Exercise
Every line in the following data that has "this" counts toward the total; state that total alone.

[[ Supplied records, beginning ]]

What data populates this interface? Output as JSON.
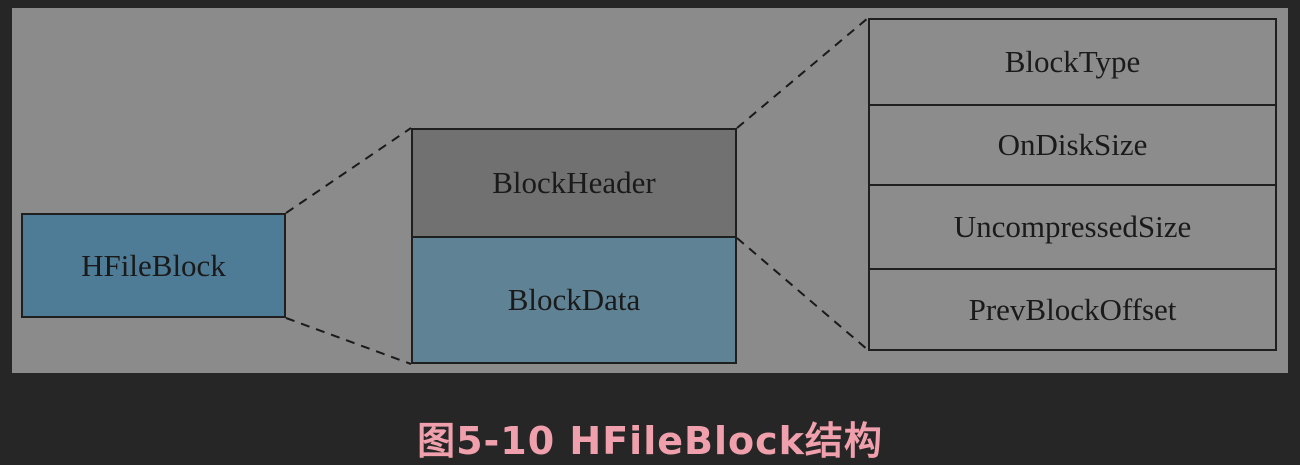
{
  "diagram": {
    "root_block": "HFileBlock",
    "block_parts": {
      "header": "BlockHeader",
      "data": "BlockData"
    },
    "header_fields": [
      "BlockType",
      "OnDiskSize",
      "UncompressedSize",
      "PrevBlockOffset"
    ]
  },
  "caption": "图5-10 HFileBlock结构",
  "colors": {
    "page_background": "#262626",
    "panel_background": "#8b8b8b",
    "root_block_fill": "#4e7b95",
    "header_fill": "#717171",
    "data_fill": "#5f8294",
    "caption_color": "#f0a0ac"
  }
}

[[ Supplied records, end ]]
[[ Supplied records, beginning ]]

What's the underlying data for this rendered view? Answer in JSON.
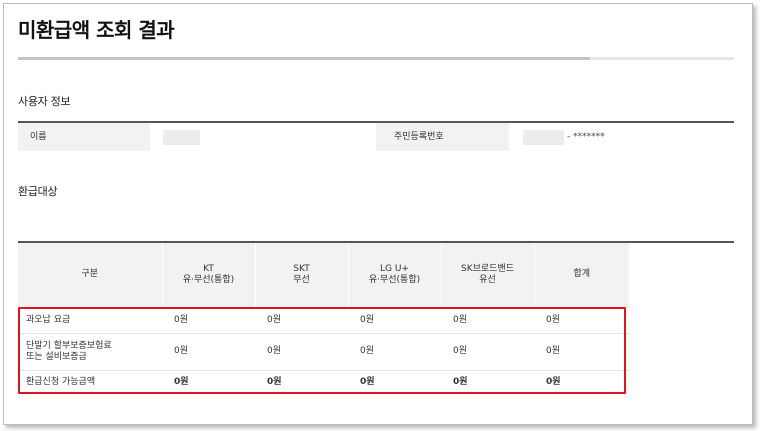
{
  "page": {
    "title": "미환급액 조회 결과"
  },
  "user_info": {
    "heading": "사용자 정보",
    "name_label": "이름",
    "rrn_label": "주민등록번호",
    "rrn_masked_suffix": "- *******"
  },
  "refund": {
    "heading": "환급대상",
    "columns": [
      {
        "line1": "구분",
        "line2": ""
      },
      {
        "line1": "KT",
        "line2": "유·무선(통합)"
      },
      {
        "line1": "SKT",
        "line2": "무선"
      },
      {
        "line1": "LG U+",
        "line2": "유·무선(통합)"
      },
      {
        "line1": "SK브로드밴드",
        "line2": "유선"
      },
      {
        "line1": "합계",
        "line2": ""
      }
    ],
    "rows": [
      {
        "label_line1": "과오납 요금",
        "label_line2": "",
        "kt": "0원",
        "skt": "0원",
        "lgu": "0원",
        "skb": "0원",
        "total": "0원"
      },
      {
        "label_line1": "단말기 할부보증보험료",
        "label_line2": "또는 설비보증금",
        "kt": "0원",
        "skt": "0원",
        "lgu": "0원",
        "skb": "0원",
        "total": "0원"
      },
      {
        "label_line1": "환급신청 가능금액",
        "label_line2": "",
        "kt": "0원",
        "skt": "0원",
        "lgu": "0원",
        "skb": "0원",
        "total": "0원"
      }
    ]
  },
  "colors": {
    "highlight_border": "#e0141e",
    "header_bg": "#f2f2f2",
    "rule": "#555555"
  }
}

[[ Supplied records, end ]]

Exercise solution
2